Collected data:
= = =

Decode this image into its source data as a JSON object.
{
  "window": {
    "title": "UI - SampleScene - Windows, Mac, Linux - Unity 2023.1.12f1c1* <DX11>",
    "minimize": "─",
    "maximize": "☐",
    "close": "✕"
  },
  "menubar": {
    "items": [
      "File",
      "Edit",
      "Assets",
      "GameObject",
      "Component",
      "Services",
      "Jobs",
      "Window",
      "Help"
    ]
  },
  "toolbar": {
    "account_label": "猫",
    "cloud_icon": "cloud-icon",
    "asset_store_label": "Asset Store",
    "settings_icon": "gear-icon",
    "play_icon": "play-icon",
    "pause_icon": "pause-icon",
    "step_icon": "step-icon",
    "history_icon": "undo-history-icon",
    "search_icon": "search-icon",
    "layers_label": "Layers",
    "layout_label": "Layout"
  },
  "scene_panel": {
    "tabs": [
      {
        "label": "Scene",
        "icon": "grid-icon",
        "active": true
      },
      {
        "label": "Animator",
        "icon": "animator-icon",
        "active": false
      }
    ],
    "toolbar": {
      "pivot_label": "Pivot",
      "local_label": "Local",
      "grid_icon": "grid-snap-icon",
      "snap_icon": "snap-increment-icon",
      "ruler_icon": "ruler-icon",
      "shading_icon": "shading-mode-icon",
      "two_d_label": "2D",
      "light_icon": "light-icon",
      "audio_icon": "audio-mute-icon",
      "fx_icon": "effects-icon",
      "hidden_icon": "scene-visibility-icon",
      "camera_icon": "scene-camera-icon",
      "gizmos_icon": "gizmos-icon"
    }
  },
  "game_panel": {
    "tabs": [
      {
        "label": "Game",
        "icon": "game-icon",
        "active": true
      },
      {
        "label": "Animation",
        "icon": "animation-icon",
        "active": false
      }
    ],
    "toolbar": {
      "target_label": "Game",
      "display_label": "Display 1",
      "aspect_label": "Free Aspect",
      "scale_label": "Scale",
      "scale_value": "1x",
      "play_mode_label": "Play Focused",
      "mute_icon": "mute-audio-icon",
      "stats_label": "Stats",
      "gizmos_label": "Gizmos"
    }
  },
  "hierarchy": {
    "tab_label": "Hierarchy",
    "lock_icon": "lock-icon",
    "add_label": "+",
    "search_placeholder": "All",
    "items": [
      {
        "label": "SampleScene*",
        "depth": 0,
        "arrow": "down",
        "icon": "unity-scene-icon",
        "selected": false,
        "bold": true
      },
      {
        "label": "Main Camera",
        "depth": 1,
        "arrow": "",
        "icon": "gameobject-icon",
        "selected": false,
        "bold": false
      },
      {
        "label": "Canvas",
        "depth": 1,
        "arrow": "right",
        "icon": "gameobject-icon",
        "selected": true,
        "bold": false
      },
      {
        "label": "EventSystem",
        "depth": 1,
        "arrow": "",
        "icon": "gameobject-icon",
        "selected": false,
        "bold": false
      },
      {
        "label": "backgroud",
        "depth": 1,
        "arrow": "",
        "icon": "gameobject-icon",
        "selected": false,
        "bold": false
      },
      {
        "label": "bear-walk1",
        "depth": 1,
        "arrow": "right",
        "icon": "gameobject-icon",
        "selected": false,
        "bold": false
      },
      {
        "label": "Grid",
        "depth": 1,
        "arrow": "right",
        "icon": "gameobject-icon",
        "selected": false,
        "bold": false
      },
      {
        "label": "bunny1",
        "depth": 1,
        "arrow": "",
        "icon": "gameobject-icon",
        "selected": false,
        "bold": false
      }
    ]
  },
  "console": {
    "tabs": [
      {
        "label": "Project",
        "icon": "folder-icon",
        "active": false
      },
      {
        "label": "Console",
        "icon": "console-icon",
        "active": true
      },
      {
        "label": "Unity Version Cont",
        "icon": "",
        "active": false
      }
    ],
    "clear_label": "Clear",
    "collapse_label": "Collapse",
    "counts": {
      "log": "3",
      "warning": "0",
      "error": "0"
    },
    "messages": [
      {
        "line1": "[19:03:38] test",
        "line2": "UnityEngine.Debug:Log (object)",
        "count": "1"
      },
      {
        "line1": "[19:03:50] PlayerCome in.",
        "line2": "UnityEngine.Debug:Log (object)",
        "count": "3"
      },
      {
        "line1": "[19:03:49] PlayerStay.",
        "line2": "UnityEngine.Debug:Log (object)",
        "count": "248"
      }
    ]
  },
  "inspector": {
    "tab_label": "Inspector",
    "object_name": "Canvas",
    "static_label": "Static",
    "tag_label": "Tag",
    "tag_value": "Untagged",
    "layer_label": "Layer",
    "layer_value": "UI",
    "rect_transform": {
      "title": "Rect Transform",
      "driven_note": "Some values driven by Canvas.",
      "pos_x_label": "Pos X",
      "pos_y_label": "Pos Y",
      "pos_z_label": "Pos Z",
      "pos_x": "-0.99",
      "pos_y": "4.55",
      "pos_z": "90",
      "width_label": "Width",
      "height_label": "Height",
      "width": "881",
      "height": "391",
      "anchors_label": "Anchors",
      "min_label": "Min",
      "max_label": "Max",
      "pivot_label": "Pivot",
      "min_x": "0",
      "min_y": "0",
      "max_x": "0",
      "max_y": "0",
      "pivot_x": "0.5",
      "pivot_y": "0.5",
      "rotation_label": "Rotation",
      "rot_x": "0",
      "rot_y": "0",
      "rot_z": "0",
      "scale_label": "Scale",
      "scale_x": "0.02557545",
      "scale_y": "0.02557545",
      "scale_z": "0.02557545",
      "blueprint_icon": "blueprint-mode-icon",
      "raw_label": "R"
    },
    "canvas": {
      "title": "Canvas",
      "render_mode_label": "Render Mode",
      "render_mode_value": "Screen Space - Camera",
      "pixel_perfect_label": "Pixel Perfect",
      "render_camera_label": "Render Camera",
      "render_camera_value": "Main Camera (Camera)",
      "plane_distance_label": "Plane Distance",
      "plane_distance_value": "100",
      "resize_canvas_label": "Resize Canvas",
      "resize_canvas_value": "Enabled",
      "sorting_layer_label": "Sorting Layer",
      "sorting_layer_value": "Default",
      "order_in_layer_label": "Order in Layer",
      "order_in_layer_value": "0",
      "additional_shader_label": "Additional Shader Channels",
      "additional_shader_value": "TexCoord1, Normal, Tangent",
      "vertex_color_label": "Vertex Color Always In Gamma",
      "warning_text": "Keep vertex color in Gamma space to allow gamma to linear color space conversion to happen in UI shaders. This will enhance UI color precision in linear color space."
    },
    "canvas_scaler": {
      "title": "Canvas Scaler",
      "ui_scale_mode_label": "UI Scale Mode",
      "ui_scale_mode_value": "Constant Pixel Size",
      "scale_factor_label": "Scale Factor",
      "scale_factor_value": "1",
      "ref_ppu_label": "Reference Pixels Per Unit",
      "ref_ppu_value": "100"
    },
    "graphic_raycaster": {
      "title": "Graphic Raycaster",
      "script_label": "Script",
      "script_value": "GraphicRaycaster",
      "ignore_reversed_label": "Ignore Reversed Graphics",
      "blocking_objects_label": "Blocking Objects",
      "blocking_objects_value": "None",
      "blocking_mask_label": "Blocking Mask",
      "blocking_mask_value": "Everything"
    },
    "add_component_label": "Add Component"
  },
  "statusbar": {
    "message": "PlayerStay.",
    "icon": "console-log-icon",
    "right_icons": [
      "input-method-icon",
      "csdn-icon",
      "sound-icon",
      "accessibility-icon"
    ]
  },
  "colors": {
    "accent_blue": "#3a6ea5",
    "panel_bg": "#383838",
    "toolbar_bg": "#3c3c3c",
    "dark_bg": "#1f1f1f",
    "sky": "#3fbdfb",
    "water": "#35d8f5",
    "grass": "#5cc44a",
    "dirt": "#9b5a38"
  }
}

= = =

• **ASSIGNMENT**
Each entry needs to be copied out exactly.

• **ANSWER SECTION**
Decode this image into its source data as a JSON object.
{
  "window": {
    "title": "UI - SampleScene - Windows, Mac, Linux - Unity 2023.1.12f1c1* <DX11>",
    "minimize": "─",
    "maximize": "☐",
    "close": "✕"
  },
  "menubar": {
    "items": [
      "File",
      "Edit",
      "Assets",
      "GameObject",
      "Component",
      "Services",
      "Jobs",
      "Window",
      "Help"
    ]
  },
  "toolbar": {
    "account_label": "猫",
    "cloud_icon": "cloud-icon",
    "asset_store_label": "Asset Store",
    "settings_icon": "gear-icon",
    "play_icon": "play-icon",
    "pause_icon": "pause-icon",
    "step_icon": "step-icon",
    "history_icon": "undo-history-icon",
    "search_icon": "search-icon",
    "layers_label": "Layers",
    "layout_label": "Layout"
  },
  "scene_panel": {
    "tabs": [
      {
        "label": "Scene",
        "icon": "grid-icon",
        "active": true
      },
      {
        "label": "Animator",
        "icon": "animator-icon",
        "active": false
      }
    ],
    "toolbar": {
      "pivot_label": "Pivot",
      "local_label": "Local",
      "grid_icon": "grid-snap-icon",
      "snap_icon": "snap-increment-icon",
      "ruler_icon": "ruler-icon",
      "shading_icon": "shading-mode-icon",
      "two_d_label": "2D",
      "light_icon": "light-icon",
      "audio_icon": "audio-mute-icon",
      "fx_icon": "effects-icon",
      "hidden_icon": "scene-visibility-icon",
      "camera_icon": "scene-camera-icon",
      "gizmos_icon": "gizmos-icon"
    }
  },
  "game_panel": {
    "tabs": [
      {
        "label": "Game",
        "icon": "game-icon",
        "active": true
      },
      {
        "label": "Animation",
        "icon": "animation-icon",
        "active": false
      }
    ],
    "toolbar": {
      "target_label": "Game",
      "display_label": "Display 1",
      "aspect_label": "Free Aspect",
      "scale_label": "Scale",
      "scale_value": "1x",
      "play_mode_label": "Play Focused",
      "mute_icon": "mute-audio-icon",
      "stats_label": "Stats",
      "gizmos_label": "Gizmos"
    }
  },
  "hierarchy": {
    "tab_label": "Hierarchy",
    "lock_icon": "lock-icon",
    "add_label": "+",
    "search_placeholder": "All",
    "items": [
      {
        "label": "SampleScene*",
        "depth": 0,
        "arrow": "down",
        "icon": "unity-scene-icon",
        "selected": false,
        "bold": true
      },
      {
        "label": "Main Camera",
        "depth": 1,
        "arrow": "",
        "icon": "gameobject-icon",
        "selected": false,
        "bold": false
      },
      {
        "label": "Canvas",
        "depth": 1,
        "arrow": "right",
        "icon": "gameobject-icon",
        "selected": true,
        "bold": false
      },
      {
        "label": "EventSystem",
        "depth": 1,
        "arrow": "",
        "icon": "gameobject-icon",
        "selected": false,
        "bold": false
      },
      {
        "label": "backgroud",
        "depth": 1,
        "arrow": "",
        "icon": "gameobject-icon",
        "selected": false,
        "bold": false
      },
      {
        "label": "bear-walk1",
        "depth": 1,
        "arrow": "right",
        "icon": "gameobject-icon",
        "selected": false,
        "bold": false
      },
      {
        "label": "Grid",
        "depth": 1,
        "arrow": "right",
        "icon": "gameobject-icon",
        "selected": false,
        "bold": false
      },
      {
        "label": "bunny1",
        "depth": 1,
        "arrow": "",
        "icon": "gameobject-icon",
        "selected": false,
        "bold": false
      }
    ]
  },
  "console": {
    "tabs": [
      {
        "label": "Project",
        "icon": "folder-icon",
        "active": false
      },
      {
        "label": "Console",
        "icon": "console-icon",
        "active": true
      },
      {
        "label": "Unity Version Cont",
        "icon": "",
        "active": false
      }
    ],
    "clear_label": "Clear",
    "collapse_label": "Collapse",
    "counts": {
      "log": "3",
      "warning": "0",
      "error": "0"
    },
    "messages": [
      {
        "line1": "[19:03:38] test",
        "line2": "UnityEngine.Debug:Log (object)",
        "count": "1"
      },
      {
        "line1": "[19:03:50] PlayerCome in.",
        "line2": "UnityEngine.Debug:Log (object)",
        "count": "3"
      },
      {
        "line1": "[19:03:49] PlayerStay.",
        "line2": "UnityEngine.Debug:Log (object)",
        "count": "248"
      }
    ]
  },
  "inspector": {
    "tab_label": "Inspector",
    "object_name": "Canvas",
    "static_label": "Static",
    "tag_label": "Tag",
    "tag_value": "Untagged",
    "layer_label": "Layer",
    "layer_value": "UI",
    "rect_transform": {
      "title": "Rect Transform",
      "driven_note": "Some values driven by Canvas.",
      "pos_x_label": "Pos X",
      "pos_y_label": "Pos Y",
      "pos_z_label": "Pos Z",
      "pos_x": "-0.99",
      "pos_y": "4.55",
      "pos_z": "90",
      "width_label": "Width",
      "height_label": "Height",
      "width": "881",
      "height": "391",
      "anchors_label": "Anchors",
      "min_label": "Min",
      "max_label": "Max",
      "pivot_label": "Pivot",
      "min_x": "0",
      "min_y": "0",
      "max_x": "0",
      "max_y": "0",
      "pivot_x": "0.5",
      "pivot_y": "0.5",
      "rotation_label": "Rotation",
      "rot_x": "0",
      "rot_y": "0",
      "rot_z": "0",
      "scale_label": "Scale",
      "scale_x": "0.02557545",
      "scale_y": "0.02557545",
      "scale_z": "0.02557545",
      "blueprint_icon": "blueprint-mode-icon",
      "raw_label": "R"
    },
    "canvas": {
      "title": "Canvas",
      "render_mode_label": "Render Mode",
      "render_mode_value": "Screen Space - Camera",
      "pixel_perfect_label": "Pixel Perfect",
      "render_camera_label": "Render Camera",
      "render_camera_value": "Main Camera (Camera)",
      "plane_distance_label": "Plane Distance",
      "plane_distance_value": "100",
      "resize_canvas_label": "Resize Canvas",
      "resize_canvas_value": "Enabled",
      "sorting_layer_label": "Sorting Layer",
      "sorting_layer_value": "Default",
      "order_in_layer_label": "Order in Layer",
      "order_in_layer_value": "0",
      "additional_shader_label": "Additional Shader Channels",
      "additional_shader_value": "TexCoord1, Normal, Tangent",
      "vertex_color_label": "Vertex Color Always In Gamma",
      "warning_text": "Keep vertex color in Gamma space to allow gamma to linear color space conversion to happen in UI shaders. This will enhance UI color precision in linear color space."
    },
    "canvas_scaler": {
      "title": "Canvas Scaler",
      "ui_scale_mode_label": "UI Scale Mode",
      "ui_scale_mode_value": "Constant Pixel Size",
      "scale_factor_label": "Scale Factor",
      "scale_factor_value": "1",
      "ref_ppu_label": "Reference Pixels Per Unit",
      "ref_ppu_value": "100"
    },
    "graphic_raycaster": {
      "title": "Graphic Raycaster",
      "script_label": "Script",
      "script_value": "GraphicRaycaster",
      "ignore_reversed_label": "Ignore Reversed Graphics",
      "blocking_objects_label": "Blocking Objects",
      "blocking_objects_value": "None",
      "blocking_mask_label": "Blocking Mask",
      "blocking_mask_value": "Everything"
    },
    "add_component_label": "Add Component"
  },
  "statusbar": {
    "message": "PlayerStay.",
    "icon": "console-log-icon",
    "right_icons": [
      "input-method-icon",
      "csdn-icon",
      "sound-icon",
      "accessibility-icon"
    ]
  },
  "colors": {
    "accent_blue": "#3a6ea5",
    "panel_bg": "#383838",
    "toolbar_bg": "#3c3c3c",
    "dark_bg": "#1f1f1f",
    "sky": "#3fbdfb",
    "water": "#35d8f5",
    "grass": "#5cc44a",
    "dirt": "#9b5a38"
  }
}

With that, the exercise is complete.